* [Your objective] Search the records for the string "value". Copy each line where it occurs.

(Extracted records Opens)

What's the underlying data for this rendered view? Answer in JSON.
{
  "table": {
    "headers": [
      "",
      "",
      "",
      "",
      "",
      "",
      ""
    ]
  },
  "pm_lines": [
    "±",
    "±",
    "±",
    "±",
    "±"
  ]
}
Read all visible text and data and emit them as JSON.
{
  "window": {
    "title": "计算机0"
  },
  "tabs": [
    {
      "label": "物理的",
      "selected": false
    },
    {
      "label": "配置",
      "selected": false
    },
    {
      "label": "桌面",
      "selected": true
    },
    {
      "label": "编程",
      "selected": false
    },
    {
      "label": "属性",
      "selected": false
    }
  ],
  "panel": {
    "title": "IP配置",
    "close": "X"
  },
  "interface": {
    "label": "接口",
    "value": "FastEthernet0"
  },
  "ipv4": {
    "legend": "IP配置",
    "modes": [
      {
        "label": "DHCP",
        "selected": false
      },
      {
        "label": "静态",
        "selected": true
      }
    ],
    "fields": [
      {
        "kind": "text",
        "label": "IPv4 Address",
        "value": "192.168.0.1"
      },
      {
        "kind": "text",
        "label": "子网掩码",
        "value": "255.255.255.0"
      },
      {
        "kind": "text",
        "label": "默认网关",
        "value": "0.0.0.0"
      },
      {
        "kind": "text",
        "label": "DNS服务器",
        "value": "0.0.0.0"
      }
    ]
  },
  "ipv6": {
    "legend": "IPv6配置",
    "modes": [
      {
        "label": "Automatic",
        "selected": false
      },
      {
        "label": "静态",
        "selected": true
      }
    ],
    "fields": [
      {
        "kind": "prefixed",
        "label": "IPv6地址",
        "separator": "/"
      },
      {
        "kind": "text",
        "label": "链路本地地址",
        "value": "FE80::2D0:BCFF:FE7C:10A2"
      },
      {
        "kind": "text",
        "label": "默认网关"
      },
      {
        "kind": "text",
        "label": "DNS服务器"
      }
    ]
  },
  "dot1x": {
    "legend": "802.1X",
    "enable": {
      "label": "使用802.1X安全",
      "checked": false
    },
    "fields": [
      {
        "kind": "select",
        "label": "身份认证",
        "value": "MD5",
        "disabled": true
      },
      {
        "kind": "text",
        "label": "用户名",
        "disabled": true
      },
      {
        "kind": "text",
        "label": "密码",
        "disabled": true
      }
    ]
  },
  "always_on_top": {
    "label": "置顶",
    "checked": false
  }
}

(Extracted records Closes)

* [Exercise result]
    "value": "FastEthernet0"
        "value": "192.168.0.1"
        "value": "255.255.255.0"
        "value": "0.0.0.0"
        "value": "0.0.0.0"
        "value": "FE80::2D0:BCFF:FE7C:10A2"
        "value": "MD5",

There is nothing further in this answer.